Love in the lab

It wasn’t just the research that was exciting in the lab – Linda also found love. She met the man who was to become her husband while working on the research project.

“He’s a clinician and was at the cancer centre with the surgeons who were working with the samples. You can say without exaggeration that we met in the lab.”

Woman sits with her child on her lap.Linda Bojmar with her younger son at a research group meeting at Linköping University Hospital. Photo credit John Karlsson

I didn’t realise it would be so difficult to combine a family and this career.

The pair now has two children, and they plan to bring the whole family to Linköping. At the moment, Linda’s husband is still working in the US, and will move to Linköping University Hospital as research-focussed surgeon in the summer of 2023.

“One of the things he will have to find time for is learning the language. Our older son speaks three languages. I speak Swedish with him, my husband Greek, and we use English when talking to each other. My husband can probably manage to communicate in Swedish with a three-year-old, but not a 70-year-old patient,” she laughs.

She has given up riding at an elite level, but the competitive streak in her is still strong.

“I didn’t realise it would be so difficult to combine a family and this career. I’m always looking to win, so I’m sure I’ll make it work, somehow.”

Linda describes how living with one foot on each side of the Atlantic, small children at home, and a research project to conduct takes its toll.

“There’s not really any provisions for childcare in Sweden for children under 1 year, when they can start preschool. You have to find a solution yourself if you want to maintain progress in the research project, otherwise it’ll just stop for a year. This is something you have to consider. Research is international, and it’s difficult to just switch things off for a year if you want to remain competitive in an international context. This is the way it is, for better or for worse. Being based in Sweden will probably make things easier and will give us security. Sometimes I feel that I will become some sort of ambassador, promoting the idea of working internationally with an international family, holding a child on one arm. But I’m quite happy about doing that.”

Where will your research career be in five years’ time?

“Well, we’ll have some results from Sweden and we hope that these will confirm the results we already have from the US showing that the liver plays a role in metastisation. Maybe we’ll also have confirmed the identity of some of the target molecules in the extracellular vesicles, and will show that they can be used as treatment targets. Also, we hope to be able to use some form of drug to slow the progress, and improve in this way the situation for this group of patients. After five years, we’ll probably have started studies on other types of tumour, and will be looking for differences and similarities. We want to find out whether we can use something to stop spread to the liver in general, or whether we need to use different treatments depending on the primary tumour.”

Translation: George Farrants

Facts about Linda Show/Hide content

Age?
39

Family?
Married with two children

Lives?
Actually, it feels like I don’t live anywhere at the moment. Between Sweden and the US.
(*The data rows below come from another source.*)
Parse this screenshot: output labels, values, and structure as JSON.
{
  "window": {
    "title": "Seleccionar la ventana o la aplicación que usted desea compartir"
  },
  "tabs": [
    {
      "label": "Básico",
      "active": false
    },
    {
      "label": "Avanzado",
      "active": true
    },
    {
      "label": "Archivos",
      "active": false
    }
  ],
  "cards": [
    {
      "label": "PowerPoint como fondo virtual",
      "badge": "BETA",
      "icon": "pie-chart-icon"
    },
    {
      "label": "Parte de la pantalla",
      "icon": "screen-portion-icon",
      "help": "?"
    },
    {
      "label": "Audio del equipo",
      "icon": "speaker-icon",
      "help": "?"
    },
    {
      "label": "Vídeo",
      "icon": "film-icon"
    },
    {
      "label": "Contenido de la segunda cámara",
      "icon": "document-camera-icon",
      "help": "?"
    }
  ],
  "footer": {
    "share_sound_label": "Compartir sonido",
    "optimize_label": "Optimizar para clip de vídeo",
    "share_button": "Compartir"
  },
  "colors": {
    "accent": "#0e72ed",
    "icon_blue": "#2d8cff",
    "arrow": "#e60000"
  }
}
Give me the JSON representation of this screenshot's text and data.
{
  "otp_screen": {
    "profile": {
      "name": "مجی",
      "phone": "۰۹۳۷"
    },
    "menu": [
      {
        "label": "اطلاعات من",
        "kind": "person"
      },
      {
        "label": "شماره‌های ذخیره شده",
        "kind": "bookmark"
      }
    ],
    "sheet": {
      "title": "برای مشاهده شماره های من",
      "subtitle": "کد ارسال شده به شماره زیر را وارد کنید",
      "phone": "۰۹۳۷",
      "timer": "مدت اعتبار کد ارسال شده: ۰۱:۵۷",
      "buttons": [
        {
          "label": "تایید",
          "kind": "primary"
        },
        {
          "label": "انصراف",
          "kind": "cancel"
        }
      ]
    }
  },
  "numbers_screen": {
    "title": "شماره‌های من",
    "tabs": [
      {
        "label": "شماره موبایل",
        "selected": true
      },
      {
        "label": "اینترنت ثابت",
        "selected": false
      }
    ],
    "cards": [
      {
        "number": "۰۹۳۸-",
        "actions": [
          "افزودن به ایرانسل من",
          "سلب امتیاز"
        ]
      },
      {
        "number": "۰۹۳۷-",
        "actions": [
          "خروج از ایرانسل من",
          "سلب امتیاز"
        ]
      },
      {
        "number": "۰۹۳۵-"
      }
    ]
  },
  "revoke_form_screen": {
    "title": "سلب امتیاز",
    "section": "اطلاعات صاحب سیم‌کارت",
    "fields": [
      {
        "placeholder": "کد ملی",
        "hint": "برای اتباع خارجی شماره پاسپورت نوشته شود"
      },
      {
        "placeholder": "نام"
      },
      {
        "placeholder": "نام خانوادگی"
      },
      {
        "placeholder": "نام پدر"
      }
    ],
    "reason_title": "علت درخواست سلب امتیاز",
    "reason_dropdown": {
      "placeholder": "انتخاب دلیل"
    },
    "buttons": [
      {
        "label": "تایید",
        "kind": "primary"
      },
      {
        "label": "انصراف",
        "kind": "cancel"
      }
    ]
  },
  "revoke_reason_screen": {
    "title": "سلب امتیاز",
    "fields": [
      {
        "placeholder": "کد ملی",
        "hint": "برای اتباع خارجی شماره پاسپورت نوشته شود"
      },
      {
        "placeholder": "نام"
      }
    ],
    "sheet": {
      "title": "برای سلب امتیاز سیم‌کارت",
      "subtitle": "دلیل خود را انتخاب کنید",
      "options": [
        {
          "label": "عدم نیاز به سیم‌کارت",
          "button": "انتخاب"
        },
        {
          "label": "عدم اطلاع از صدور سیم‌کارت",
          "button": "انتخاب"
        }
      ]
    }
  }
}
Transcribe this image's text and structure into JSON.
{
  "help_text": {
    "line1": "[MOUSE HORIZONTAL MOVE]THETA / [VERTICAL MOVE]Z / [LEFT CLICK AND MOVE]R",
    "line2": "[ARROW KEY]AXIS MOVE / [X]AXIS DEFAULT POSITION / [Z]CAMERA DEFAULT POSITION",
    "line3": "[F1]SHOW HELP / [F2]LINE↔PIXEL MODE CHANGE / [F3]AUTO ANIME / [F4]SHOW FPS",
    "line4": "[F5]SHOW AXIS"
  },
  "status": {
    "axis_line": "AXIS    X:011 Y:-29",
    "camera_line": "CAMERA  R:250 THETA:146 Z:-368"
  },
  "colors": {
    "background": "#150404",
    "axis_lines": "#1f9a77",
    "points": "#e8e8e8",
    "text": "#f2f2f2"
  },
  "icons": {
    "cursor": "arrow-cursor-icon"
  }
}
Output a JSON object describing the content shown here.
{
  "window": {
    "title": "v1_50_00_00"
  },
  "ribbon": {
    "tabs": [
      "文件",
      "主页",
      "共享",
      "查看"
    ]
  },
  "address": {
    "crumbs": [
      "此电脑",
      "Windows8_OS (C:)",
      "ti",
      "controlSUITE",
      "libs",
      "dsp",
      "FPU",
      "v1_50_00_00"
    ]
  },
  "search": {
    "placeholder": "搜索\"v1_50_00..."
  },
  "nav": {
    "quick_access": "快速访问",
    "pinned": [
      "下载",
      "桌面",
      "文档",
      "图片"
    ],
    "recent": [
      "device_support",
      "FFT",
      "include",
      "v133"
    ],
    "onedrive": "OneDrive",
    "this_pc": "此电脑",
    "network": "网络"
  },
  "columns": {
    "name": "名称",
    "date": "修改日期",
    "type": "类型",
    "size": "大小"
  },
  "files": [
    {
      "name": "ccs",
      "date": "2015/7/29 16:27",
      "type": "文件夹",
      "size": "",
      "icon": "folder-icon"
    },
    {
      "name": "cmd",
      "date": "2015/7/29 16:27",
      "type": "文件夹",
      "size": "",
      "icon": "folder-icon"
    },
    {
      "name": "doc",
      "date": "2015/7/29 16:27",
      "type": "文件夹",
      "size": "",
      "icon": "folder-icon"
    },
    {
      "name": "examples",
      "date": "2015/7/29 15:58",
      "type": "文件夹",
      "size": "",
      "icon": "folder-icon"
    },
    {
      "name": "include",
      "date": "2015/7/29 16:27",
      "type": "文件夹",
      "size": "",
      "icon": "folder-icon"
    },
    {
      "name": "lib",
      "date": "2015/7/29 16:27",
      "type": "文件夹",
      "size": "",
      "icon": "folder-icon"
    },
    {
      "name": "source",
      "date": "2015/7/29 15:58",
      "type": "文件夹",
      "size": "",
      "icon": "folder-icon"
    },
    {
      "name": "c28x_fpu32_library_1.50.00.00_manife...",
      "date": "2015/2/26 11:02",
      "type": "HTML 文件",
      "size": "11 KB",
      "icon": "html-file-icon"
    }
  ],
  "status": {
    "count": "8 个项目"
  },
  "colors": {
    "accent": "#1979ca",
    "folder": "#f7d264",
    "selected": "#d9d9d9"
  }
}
Interests not related to work?
I work with horses when I have time. I’d really like to have a bit more time for this, at some stage. I suppose I’ll have to buy horses for the children, at least. They should get to do something else than just live in the lab.


Favourite food?
Thai. Sweden’s a good place for Thai food, because travel to Thailand is so popular for Swedes. You can find good food from all corners of the world in New York, but it’s pretty expensive. It’s easier to find Thai food at a reasonable price in Sweden.

Reads?
Unfortunately, I don’t have time for reading. When I was younger, I liked reading a lot, mainly novels. Maybe I’ll get back into it at some stage.

Listening to?
Not much, actually. Some people listen to music or podcasts in the lab when doing something really monotonous. But I don’t like sitting there with headphones. I’ve sort of been forced to recently, with so many meetings on Zoom. When I’m outdoors, I listen to the natural world. And the silence.

More about the research Show/Hide content

Reportage series: Young promising researchers at BKV Show/Hide content